Kalpvriksh Home opened its doors in 2012 and continues to work at a grassroots level with artisans across India. The export house bridges the gap between economically vulnerable artisans and today’s modern global market, while honoring the principle that a nation’s growth is only as strong as its testament to ecological sustainability and social equity. This belief also sets the standard for handmade, exclusive product that enlivens any buyer’s home.
They key to such an astonishing program is the Hastakshar Foundation. The Foundation endeavors to teach artisans new skills sets, contemporize traditional skill sets, and give its artisans as entrepreneurs, many of them women, a place on the board. This emboldens a new culture of ownership, innovation, and opportunity. Thus are designers and marketing experts able to work closely with India’s artisan communities. Each end product is suffused with this distinction, each piece as a testament to character, “as thread and tension vary slightly from spinner to spinner and weaver to weaver”
This export house has an affinity for distinction, not only in its principles and work ethos, but in all things renewable, natural, and handcrafted. Many fabrics are woven from nettle and hemp in the Himalayas. Handspun and dyed yarn is made from a blend of cotton, silk, and linen, then embroidered or printed using methods available to their artisans since ancient times.

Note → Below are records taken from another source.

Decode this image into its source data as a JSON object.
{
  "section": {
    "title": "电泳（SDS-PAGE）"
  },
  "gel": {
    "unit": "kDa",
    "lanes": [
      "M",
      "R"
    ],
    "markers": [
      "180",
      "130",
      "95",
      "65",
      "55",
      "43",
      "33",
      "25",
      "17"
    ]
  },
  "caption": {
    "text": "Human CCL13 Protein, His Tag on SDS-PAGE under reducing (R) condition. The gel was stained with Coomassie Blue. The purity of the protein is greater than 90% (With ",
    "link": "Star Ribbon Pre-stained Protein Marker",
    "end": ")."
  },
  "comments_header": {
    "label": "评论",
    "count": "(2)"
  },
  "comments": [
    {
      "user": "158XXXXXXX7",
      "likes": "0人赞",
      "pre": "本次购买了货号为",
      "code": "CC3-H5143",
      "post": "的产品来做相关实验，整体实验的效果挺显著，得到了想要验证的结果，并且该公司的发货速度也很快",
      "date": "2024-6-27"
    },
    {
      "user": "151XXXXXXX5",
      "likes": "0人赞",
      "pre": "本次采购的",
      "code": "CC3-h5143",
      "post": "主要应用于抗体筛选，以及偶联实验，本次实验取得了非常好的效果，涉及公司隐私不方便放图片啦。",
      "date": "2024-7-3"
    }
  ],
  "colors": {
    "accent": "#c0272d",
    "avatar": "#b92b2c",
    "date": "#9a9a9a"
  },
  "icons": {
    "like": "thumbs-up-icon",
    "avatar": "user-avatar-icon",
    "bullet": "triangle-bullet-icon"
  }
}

Through a partnership with NGO, the company harvests the fibers from the watershed and reserve forest areas of the upper Himalayas. They guarantee seed maturity and wide swaths of seeds are sewn using the spreading method- all of this is done in the open forests from which the fiber is later harvested. Forty hectares have been sewn in the last four years. These fibers include hemp and the company’s beloved, and surprising, Himalayan nettle.
The nettle itself grows abundantly in the marshy shade stretches, watersheds, and forest reserve areas. The use of this fiber creates an unusual textile that is both substantial and lucent. Nettle is better known for its use as livestock fodder, and in teas and dyes. However, the fibers within the stalks of the plant are pliable and long enough to be spun into yarn. The nettle blends wonderfully with other fibers, bringing a balance of softness and durability to the end product, and is an unlikely and delightful answer to long term sustainability.
Many of the available textiles incorporate a mud resist printing process using wooden blocks. This process, known as Dabu, begins with a mixture of wheat chaff, Calcium Hydroxide gum, and mud. Artisans then apply this sticky paste of mud resist to fabric, which is then dyed in cauldrons. This process is repeated two or three times. After washing, the application is revealed, and the resulting cracks and veins give the fabric its distinctive batik-like look. The final touch involves hand block printing, skillfully applied to handwoven fabrics. Other fabrics are overlaid with embroidered designs cherished by India for centuries using thread in a wide array of hues and tiny mirrors.
Kalpvriksh Home will be showcasing a variety of handmade and hand-embroidered textiles at NY NOW’s Artisan Resource from August 21-24 at the Jacob Javits Convention Center. For more information about this company, please visit http://www.kalpvrikshhome.com.